Brief: Pictures aside, return all of the records exactly as they stand.

*** Dataset content Section Begins ***

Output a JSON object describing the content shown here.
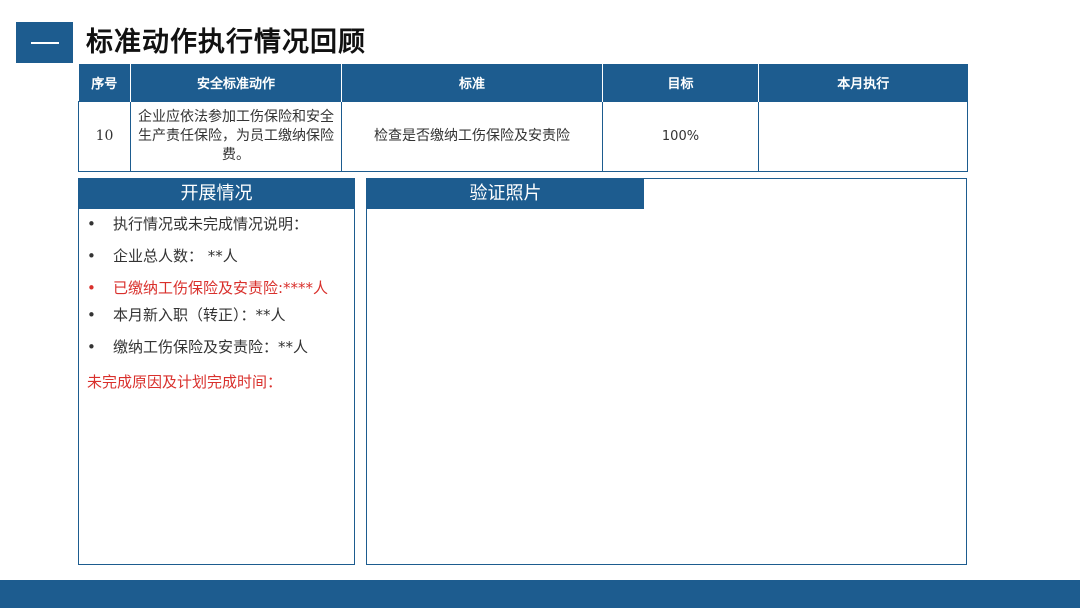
{
  "title": "标准动作执行情况回顾",
  "table": {
    "headers": [
      "序号",
      "安全标准动作",
      "标准",
      "目标",
      "本月执行"
    ],
    "row": {
      "no": "10",
      "action": "企业应依法参加工伤保险和安全生产责任保险，为员工缴纳保险费。",
      "standard": "检查是否缴纳工伤保险及安责险",
      "target": "100%",
      "execution": ""
    }
  },
  "left_panel": {
    "title": "开展情况",
    "bullet": "•",
    "items": [
      "执行情况或未完成情况说明：",
      "企业总人数： **人",
      "已缴纳工伤保险及安责险:****人",
      "本月新入职（转正）：**人",
      "缴纳工伤保险及安责险：**人"
    ],
    "note": "未完成原因及计划完成时间："
  },
  "right_panel": {
    "title": "验证照片"
  },
  "colors": {
    "primary": "#1d5c8f",
    "highlight": "#d9302c"
  }
}
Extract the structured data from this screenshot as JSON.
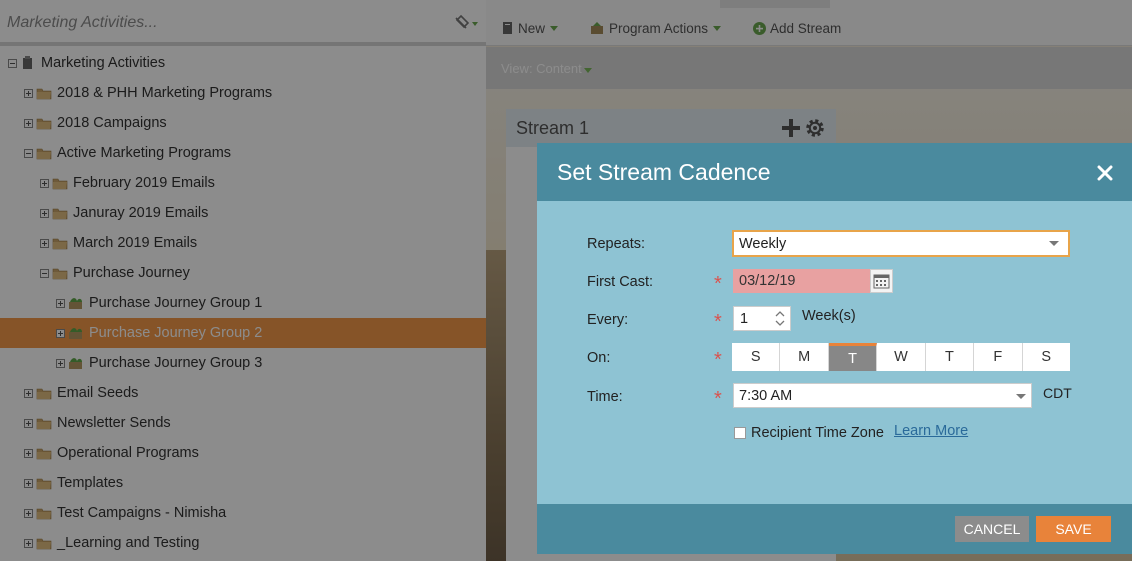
{
  "tree": {
    "search_placeholder": "Marketing Activities...",
    "items": [
      {
        "label": "Marketing Activities",
        "state": "minus",
        "type": "root"
      },
      {
        "label": "2018 & PHH Marketing Programs",
        "state": "plus",
        "type": "folder"
      },
      {
        "label": "2018 Campaigns",
        "state": "plus",
        "type": "folder"
      },
      {
        "label": "Active Marketing Programs",
        "state": "minus",
        "type": "folder"
      },
      {
        "label": "February 2019 Emails",
        "state": "plus",
        "type": "folder"
      },
      {
        "label": "Januray 2019 Emails",
        "state": "plus",
        "type": "folder"
      },
      {
        "label": "March 2019 Emails",
        "state": "plus",
        "type": "folder"
      },
      {
        "label": "Purchase Journey",
        "state": "minus",
        "type": "folder"
      },
      {
        "label": "Purchase Journey Group 1",
        "state": "plus",
        "type": "program"
      },
      {
        "label": "Purchase Journey Group 2",
        "state": "plus",
        "type": "program",
        "selected": true
      },
      {
        "label": "Purchase Journey Group 3",
        "state": "plus",
        "type": "program"
      },
      {
        "label": "Email Seeds",
        "state": "plus",
        "type": "folder"
      },
      {
        "label": "Newsletter Sends",
        "state": "plus",
        "type": "folder"
      },
      {
        "label": "Operational Programs",
        "state": "plus",
        "type": "folder"
      },
      {
        "label": "Templates",
        "state": "plus",
        "type": "folder"
      },
      {
        "label": "Test Campaigns - Nimisha",
        "state": "plus",
        "type": "folder"
      },
      {
        "label": "_Learning and Testing",
        "state": "plus",
        "type": "folder"
      }
    ]
  },
  "toolbar": {
    "new_label": "New",
    "program_actions_label": "Program Actions",
    "add_stream_label": "Add Stream"
  },
  "view": {
    "label": "View: Content"
  },
  "stream": {
    "title": "Stream 1"
  },
  "dialog": {
    "title": "Set Stream Cadence",
    "repeats_label": "Repeats:",
    "repeats_value": "Weekly",
    "first_cast_label": "First Cast:",
    "first_cast_value": "03/12/19",
    "every_label": "Every:",
    "every_value": "1",
    "every_unit": "Week(s)",
    "on_label": "On:",
    "days": [
      {
        "label": "S",
        "active": false
      },
      {
        "label": "M",
        "active": false
      },
      {
        "label": "T",
        "active": true
      },
      {
        "label": "W",
        "active": false
      },
      {
        "label": "T",
        "active": false
      },
      {
        "label": "F",
        "active": false
      },
      {
        "label": "S",
        "active": false
      }
    ],
    "time_label": "Time:",
    "time_value": "7:30 AM",
    "timezone": "CDT",
    "recipient_tz_label": "Recipient Time Zone",
    "learn_more_label": "Learn More",
    "required_mark": "*",
    "cancel_label": "CANCEL",
    "save_label": "SAVE"
  },
  "colors": {
    "dialog_header": "#4a8a9e",
    "dialog_body": "#8ec3d3",
    "selected_row": "#f59a4a",
    "save": "#e8833a",
    "cancel": "#8c8c8c",
    "invalid_field": "#e8a1a1"
  }
}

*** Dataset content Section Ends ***

Your solution:
Output a JSON object describing the content shown here.
{
  "title": "标准动作执行情况回顾",
  "table": {
    "headers": [
      "序号",
      "安全标准动作",
      "标准",
      "目标",
      "本月执行"
    ],
    "row": {
      "no": "10",
      "action": "企业应依法参加工伤保险和安全生产责任保险，为员工缴纳保险费。",
      "standard": "检查是否缴纳工伤保险及安责险",
      "target": "100%",
      "execution": ""
    }
  },
  "left_panel": {
    "title": "开展情况",
    "bullet": "•",
    "items": [
      "执行情况或未完成情况说明：",
      "企业总人数： **人",
      "已缴纳工伤保险及安责险:****人",
      "本月新入职（转正）：**人",
      "缴纳工伤保险及安责险：**人"
    ],
    "note": "未完成原因及计划完成时间："
  },
  "right_panel": {
    "title": "验证照片"
  },
  "colors": {
    "primary": "#1d5c8f",
    "highlight": "#d9302c"
  }
}
Extract the structured data from this screenshot as JSON.
{
  "tree": {
    "search_placeholder": "Marketing Activities...",
    "items": [
      {
        "label": "Marketing Activities",
        "state": "minus",
        "type": "root"
      },
      {
        "label": "2018 & PHH Marketing Programs",
        "state": "plus",
        "type": "folder"
      },
      {
        "label": "2018 Campaigns",
        "state": "plus",
        "type": "folder"
      },
      {
        "label": "Active Marketing Programs",
        "state": "minus",
        "type": "folder"
      },
      {
        "label": "February 2019 Emails",
        "state": "plus",
        "type": "folder"
      },
      {
        "label": "Januray 2019 Emails",
        "state": "plus",
        "type": "folder"
      },
      {
        "label": "March 2019 Emails",
        "state": "plus",
        "type": "folder"
      },
      {
        "label": "Purchase Journey",
        "state": "minus",
        "type": "folder"
      },
      {
        "label": "Purchase Journey Group 1",
        "state": "plus",
        "type": "program"
      },
      {
        "label": "Purchase Journey Group 2",
        "state": "plus",
        "type": "program",
        "selected": true
      },
      {
        "label": "Purchase Journey Group 3",
        "state": "plus",
        "type": "program"
      },
      {
        "label": "Email Seeds",
        "state": "plus",
        "type": "folder"
      },
      {
        "label": "Newsletter Sends",
        "state": "plus",
        "type": "folder"
      },
      {
        "label": "Operational Programs",
        "state": "plus",
        "type": "folder"
      },
      {
        "label": "Templates",
        "state": "plus",
        "type": "folder"
      },
      {
        "label": "Test Campaigns - Nimisha",
        "state": "plus",
        "type": "folder"
      },
      {
        "label": "_Learning and Testing",
        "state": "plus",
        "type": "folder"
      }
    ]
  },
  "toolbar": {
    "new_label": "New",
    "program_actions_label": "Program Actions",
    "add_stream_label": "Add Stream"
  },
  "view": {
    "label": "View: Content"
  },
  "stream": {
    "title": "Stream 1"
  },
  "dialog": {
    "title": "Set Stream Cadence",
    "repeats_label": "Repeats:",
    "repeats_value": "Weekly",
    "first_cast_label": "First Cast:",
    "first_cast_value": "03/12/19",
    "every_label": "Every:",
    "every_value": "1",
    "every_unit": "Week(s)",
    "on_label": "On:",
    "days": [
      {
        "label": "S",
        "active": false
      },
      {
        "label": "M",
        "active": false
      },
      {
        "label": "T",
        "active": true
      },
      {
        "label": "W",
        "active": false
      },
      {
        "label": "T",
        "active": false
      },
      {
        "label": "F",
        "active": false
      },
      {
        "label": "S",
        "active": false
      }
    ],
    "time_label": "Time:",
    "time_value": "7:30 AM",
    "timezone": "CDT",
    "recipient_tz_label": "Recipient Time Zone",
    "learn_more_label": "Learn More",
    "required_mark": "*",
    "cancel_label": "CANCEL",
    "save_label": "SAVE"
  },
  "colors": {
    "dialog_header": "#4a8a9e",
    "dialog_body": "#8ec3d3",
    "selected_row": "#f59a4a",
    "save": "#e8833a",
    "cancel": "#8c8c8c",
    "invalid_field": "#e8a1a1"
  }
}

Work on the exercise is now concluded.